It’s not the first time I’ve come across a group session on stage, or indeed on screen, at a rehab centre: we all know they do that thing where someone admits for the first time, “My name is X, and I’m an alcoholic”, which results in a round of applause. There aren’t many shows, however, that delve into as much detail as this one does about a person’s level of resistance, and seeing David go from outright denial to genuine and sincere acceptance is very moving. He was, at one point, admitted to a secure psychiatric unit, and there was family tragedy as David’s sister dies from acute myeloid leukaemia. That there is still light at the end of the tunnel, and that he finds it, is extraordinary. “I tried dying, and it didn’t work. I might as well try living,” he muses.

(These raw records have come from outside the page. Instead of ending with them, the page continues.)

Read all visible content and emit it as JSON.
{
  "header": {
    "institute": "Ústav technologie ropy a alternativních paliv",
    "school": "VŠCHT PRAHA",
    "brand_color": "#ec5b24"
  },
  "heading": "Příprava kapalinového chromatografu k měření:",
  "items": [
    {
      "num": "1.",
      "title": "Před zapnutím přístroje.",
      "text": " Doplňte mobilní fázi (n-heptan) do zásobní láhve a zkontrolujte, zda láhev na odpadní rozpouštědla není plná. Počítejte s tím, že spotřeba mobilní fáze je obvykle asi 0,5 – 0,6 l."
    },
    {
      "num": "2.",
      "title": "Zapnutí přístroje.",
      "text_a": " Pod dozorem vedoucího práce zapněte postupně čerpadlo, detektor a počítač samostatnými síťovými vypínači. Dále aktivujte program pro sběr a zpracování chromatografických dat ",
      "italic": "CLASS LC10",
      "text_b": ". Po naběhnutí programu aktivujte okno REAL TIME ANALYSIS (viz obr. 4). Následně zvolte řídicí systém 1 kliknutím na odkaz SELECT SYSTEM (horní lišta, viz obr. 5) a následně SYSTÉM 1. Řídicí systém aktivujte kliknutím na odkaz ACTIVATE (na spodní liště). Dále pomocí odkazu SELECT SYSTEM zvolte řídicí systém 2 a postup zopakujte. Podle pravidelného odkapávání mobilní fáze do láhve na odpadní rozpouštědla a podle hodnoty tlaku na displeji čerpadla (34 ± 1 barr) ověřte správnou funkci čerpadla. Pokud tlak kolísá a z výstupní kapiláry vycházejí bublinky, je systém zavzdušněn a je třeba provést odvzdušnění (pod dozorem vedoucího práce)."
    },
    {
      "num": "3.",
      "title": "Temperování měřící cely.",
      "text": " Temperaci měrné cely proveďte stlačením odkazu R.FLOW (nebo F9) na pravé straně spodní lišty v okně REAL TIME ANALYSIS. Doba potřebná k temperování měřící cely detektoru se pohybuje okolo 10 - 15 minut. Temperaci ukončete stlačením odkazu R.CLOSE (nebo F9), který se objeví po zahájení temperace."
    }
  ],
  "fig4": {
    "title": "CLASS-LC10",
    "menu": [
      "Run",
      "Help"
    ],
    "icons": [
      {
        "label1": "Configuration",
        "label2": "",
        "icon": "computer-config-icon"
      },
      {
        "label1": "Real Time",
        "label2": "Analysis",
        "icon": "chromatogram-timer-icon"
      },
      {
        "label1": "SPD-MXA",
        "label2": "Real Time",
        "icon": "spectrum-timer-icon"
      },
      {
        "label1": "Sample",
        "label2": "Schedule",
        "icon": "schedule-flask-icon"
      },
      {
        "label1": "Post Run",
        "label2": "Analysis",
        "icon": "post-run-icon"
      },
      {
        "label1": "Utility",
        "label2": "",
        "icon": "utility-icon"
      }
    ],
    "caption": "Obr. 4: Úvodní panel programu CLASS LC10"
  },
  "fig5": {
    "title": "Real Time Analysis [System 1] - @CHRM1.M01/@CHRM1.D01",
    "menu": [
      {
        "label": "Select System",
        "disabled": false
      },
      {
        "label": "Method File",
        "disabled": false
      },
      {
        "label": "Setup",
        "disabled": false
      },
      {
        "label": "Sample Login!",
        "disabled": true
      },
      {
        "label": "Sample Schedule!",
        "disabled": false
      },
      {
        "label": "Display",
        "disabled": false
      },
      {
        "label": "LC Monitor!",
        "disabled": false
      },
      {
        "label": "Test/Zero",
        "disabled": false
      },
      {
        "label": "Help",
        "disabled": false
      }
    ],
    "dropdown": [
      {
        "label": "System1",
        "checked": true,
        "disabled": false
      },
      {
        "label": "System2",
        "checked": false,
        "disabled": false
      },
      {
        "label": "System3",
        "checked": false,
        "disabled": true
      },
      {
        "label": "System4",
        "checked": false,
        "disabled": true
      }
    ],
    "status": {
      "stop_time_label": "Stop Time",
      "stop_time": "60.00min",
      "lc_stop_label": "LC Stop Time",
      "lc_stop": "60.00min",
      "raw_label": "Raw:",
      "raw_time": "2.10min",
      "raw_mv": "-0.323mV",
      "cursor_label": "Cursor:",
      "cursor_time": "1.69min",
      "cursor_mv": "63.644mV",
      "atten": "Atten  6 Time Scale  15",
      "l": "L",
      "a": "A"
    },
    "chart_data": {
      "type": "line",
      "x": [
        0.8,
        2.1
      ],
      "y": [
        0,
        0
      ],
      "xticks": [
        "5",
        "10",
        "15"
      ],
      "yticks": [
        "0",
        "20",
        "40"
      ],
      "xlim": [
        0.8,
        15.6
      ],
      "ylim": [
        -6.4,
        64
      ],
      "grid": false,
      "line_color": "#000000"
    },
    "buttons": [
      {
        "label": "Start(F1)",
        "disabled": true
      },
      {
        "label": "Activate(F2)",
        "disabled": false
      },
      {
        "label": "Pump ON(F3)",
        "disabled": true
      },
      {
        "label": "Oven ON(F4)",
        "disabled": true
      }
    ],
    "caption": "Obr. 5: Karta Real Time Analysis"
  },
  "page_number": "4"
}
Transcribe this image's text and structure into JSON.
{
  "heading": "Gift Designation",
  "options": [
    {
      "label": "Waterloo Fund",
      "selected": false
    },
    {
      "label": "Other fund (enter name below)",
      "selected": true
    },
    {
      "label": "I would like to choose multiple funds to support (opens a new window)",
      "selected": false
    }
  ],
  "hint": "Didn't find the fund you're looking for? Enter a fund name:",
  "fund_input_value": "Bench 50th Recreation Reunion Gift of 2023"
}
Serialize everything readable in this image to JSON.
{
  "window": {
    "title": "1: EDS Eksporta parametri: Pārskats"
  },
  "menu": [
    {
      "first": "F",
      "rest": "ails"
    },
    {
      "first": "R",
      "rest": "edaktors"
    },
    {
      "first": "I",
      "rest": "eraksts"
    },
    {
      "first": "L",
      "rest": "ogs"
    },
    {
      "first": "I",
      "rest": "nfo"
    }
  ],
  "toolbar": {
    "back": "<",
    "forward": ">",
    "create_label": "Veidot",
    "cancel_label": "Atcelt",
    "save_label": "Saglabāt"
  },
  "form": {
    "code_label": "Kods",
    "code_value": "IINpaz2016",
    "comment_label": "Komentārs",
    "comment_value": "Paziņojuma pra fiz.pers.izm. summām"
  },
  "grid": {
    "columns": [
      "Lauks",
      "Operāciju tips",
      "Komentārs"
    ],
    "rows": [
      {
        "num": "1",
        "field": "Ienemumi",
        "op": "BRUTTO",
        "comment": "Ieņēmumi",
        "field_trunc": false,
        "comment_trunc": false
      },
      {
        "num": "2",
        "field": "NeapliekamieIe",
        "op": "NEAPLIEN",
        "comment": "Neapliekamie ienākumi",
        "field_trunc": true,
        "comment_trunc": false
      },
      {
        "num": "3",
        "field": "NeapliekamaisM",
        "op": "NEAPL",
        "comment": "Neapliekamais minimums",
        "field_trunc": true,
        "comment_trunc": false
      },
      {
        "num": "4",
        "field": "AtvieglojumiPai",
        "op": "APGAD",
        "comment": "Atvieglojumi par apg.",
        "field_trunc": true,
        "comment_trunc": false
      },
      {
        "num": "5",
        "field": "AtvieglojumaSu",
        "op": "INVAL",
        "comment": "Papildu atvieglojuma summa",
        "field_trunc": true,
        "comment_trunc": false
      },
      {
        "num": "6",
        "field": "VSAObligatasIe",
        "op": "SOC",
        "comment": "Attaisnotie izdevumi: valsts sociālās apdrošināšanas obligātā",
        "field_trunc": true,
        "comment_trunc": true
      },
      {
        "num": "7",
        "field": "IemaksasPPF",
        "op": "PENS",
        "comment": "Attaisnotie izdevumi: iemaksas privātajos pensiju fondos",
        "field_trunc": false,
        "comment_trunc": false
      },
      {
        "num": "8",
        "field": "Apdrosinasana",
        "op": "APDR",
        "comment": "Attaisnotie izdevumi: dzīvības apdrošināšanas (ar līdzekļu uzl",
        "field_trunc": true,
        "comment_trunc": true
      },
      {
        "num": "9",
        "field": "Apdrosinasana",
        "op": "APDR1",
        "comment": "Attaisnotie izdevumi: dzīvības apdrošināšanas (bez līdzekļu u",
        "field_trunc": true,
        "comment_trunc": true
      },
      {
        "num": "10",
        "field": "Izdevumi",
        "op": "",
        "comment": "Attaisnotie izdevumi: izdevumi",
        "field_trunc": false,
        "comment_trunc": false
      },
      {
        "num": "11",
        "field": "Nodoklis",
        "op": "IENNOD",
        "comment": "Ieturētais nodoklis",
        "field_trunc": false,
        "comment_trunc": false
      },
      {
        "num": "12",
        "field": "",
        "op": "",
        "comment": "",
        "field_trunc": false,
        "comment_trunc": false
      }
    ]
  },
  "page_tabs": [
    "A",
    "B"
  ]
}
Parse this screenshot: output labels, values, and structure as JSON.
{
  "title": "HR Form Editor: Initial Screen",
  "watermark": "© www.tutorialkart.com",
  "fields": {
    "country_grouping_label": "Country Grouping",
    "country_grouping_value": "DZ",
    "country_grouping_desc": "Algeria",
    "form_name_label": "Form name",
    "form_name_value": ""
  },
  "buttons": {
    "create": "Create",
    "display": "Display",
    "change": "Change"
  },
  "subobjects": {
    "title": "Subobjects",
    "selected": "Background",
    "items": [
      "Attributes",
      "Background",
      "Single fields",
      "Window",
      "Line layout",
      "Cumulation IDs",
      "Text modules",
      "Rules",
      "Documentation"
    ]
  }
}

A powerful and poignant production.
BRITISH THEATRE GUIDE
★ ★ ★ ★
Graeme Strachan | August 2023
Addiction is one of the most common hidden diseases, but one that runs almost hand‑in‑hand with the stresses of modern life and the precariousness of being an actor. Thus we meet David Smith, a jobbing actor and performer, who is also keenly held in the grip of myriad interlinked chemical and physical dependencies.
Based on a fictionalised version of his own experiences, Peter Cook’s play shows a man fighting through the lengthy gauntlet of breaking his addictions and dealing with trauma. It’s a bleak but wholly believable account that uses a variety of narrative devices to slowly peel back the layers of bluster, self-deception and bravado of the man while uncovering the shadows of his story and the roots of his inner trauma.
Bridget Boyle’s direction makes smart use of the small space, and the few props scattered around the stage and handfuls of white powder that cloud the air all pull into a captivating and entrancing descent and rebirth. The action never gets too still or moves around for too long, while the changes in light and ambience easily pull the audience through the web of locations and moments.
Sometimes, the performance does threaten to be a little too much, however. There’s a moment early on, in a rehab centre meeting, where Cook plays a wide variety of peoples from various nations and the play threatens to turn into a showreel for potential voice-over work. It’s not unwelcome, or in any way badly performed, but comes early on and as such a barrage as to feel a little awkward. It’s a choice, and one that is soon forgotten as the story picks up momentum flashing back and forth in time, flitting around the globe.
It’s clear that this is an important project for all involved, and it walks well that thin line between educational and entertaining without ever becoming preachy or self-satisfied. It’s a humble and true tale of bravery, kindness and support.
"A powerful and poignant Production”